A Great Celebration? Not entirely

A Reflection on Psalm 149 by Canon Rob
September 10th, The Fourteenth Sunday after Trinity

As the Book of Psalms, the hymn book of the Jewish people, comes to an end, the theme is giving praise to God, celebrating His goodness. It is as if those who compiled the book wanted to end on a high! As I have said before, the great thing about the psalms is that they express every emotion common to all human beings. In them we find tragedy and sorrow, wonder and joy and the whole range between. Today’s psalm is full of joy but, unlike Psalm 150 say, it has a “twist in its tail.” It begins with rejoicing but the tone changes completely in the last four verses. We are taken from music and dancing to vengeance! God is praised because He has won for His people a great victory. Yet the war is not over. Verses 5 and 6 sum up the situation very well. “Let the faithful be joyful in glory; let them rejoice in their ranks. With the praises of God in their mouths and a two-edged sword in their ranks.” (Note the change in the font denoting a change in tone.) The two-edged sword is to be used “to execute vengeance on the nations.” [Verse 6b] From reading about the two World Wars, it is clear that there were victories and set backs as, perhaps, there are in all wars – including that in Ukraine. The same seems to be true here.

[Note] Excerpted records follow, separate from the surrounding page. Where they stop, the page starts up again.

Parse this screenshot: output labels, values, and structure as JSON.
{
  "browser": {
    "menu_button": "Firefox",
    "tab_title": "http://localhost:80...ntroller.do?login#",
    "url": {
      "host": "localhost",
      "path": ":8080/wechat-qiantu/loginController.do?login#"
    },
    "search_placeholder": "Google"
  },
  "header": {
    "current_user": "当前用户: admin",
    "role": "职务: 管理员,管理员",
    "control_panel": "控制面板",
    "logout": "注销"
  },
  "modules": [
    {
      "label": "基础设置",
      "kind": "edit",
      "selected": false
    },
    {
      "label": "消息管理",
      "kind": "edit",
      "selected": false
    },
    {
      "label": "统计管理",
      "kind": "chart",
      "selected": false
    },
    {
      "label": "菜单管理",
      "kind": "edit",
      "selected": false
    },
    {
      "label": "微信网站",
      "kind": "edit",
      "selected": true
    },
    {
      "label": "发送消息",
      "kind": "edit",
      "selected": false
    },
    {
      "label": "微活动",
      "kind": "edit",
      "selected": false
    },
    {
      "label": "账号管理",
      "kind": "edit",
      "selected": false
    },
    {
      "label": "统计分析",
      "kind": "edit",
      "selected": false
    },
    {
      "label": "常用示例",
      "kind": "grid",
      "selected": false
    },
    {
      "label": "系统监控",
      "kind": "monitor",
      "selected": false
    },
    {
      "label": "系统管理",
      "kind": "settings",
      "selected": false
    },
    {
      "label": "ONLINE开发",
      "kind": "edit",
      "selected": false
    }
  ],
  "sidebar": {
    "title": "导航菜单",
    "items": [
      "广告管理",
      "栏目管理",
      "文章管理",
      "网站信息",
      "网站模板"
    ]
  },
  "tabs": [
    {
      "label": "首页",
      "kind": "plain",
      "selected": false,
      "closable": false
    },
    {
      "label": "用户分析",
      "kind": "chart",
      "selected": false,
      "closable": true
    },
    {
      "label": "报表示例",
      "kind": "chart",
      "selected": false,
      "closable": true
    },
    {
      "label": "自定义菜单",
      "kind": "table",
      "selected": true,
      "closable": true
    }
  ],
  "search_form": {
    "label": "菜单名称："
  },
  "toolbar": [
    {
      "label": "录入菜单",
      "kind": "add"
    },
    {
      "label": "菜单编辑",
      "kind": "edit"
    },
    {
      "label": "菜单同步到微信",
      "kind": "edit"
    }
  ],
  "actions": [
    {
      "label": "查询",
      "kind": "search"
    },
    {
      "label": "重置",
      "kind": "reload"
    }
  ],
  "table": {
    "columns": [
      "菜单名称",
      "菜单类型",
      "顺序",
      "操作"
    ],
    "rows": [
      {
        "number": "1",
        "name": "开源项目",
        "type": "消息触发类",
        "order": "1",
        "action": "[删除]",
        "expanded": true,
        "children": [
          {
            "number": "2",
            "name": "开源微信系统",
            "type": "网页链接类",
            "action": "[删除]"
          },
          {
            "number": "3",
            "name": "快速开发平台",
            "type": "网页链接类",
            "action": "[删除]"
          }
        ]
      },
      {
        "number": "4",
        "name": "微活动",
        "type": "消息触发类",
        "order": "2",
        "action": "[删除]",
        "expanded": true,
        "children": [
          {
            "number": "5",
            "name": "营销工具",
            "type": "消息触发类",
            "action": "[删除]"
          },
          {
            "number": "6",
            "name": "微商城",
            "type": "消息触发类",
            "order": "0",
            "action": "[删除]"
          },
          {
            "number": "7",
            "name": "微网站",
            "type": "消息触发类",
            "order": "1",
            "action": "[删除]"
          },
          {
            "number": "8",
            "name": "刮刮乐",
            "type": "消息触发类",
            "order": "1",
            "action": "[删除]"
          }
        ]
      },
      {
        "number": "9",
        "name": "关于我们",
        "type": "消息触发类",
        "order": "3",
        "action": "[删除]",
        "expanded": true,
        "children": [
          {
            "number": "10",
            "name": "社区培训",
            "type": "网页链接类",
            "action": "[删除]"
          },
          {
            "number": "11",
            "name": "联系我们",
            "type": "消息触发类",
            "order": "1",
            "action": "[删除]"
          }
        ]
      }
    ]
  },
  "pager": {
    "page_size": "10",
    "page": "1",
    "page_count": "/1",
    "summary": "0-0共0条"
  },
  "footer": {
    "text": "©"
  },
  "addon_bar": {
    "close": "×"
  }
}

As with all the psalms, we can’t be sure what battle the author has in mind when he wrote Psalm 149. However, as you reflect upon the words, note in verse 4 that “the Lord has pleasure in his people.” Then in verse 7 punishment is to be “on the peoples.” Here we see the distinction between the people of God, with whom God is pleased this time, and the “peoples” who are clearly the enemy. The “peoples” are those who do not acknowledge the One, True God and who will face judgement. [See verse 9]. The prophet Isaiah spoke of this. In Chapter 61, we read words which Jesus quoted to describe his mission and ministry: “The Spirit of the Lord God is upon me…” [See Luke 4.18-19] However, he ends his speech the line before Isaiah describes “…a day of vengeance of our God.” [Isaiah 61.2a in the New English Bible.]

The writer of the psalm believes that God will punish the enemy, the peoples, now, but several commentators suggest that the judgement upon them which he writes about will take place sometime in the future. Although we often come across the contrast between God’s “faithful servants” [see verses 9] and “the nations” [see verse 7], something which is unusual in the psalms is the clear link between the present and future which we find in Psalm 149. Could the psalmist have in mind the coming of the Messiah, the One from God, who will destroy all enemies and free His people for all time? As always we need to be careful that we don’t read into the scriptures what isn’t there. However, it is possible and Christians reflecting on this psalm do so believing that Jesus Christ is that Messiah who will, as we say in the Creed, “come again in glory to judge the living and the dead.”

Judgement isn’t confined to the Old Testament although I recall conversations about how the New Testament focuses more on God’s Love rather than His anger which we find very much in the Old. Several of Jesus’ parables allude to God’s judgement. [See that of the Sheep and Goats in Matthew 25.31-46.] St Paul, in his First Letter to the Corinthians [6.1-3] suggests that God’s people will be involved in judging the world: something which the author of today’s psalm may have had in mind when he wrote verse 5. “Let the faithful be joyful in glory; let them rejoice in their ranks,” As we reflect on these words of pride, we do well to recall with humility our membership of God’s family.

May the mind of Christ my Saviour live in me from day to day,
by his love and pow’r controlling all I do and say.
[Hymn 447, Complete Anglican Hymns Old and New]

Scroll to Top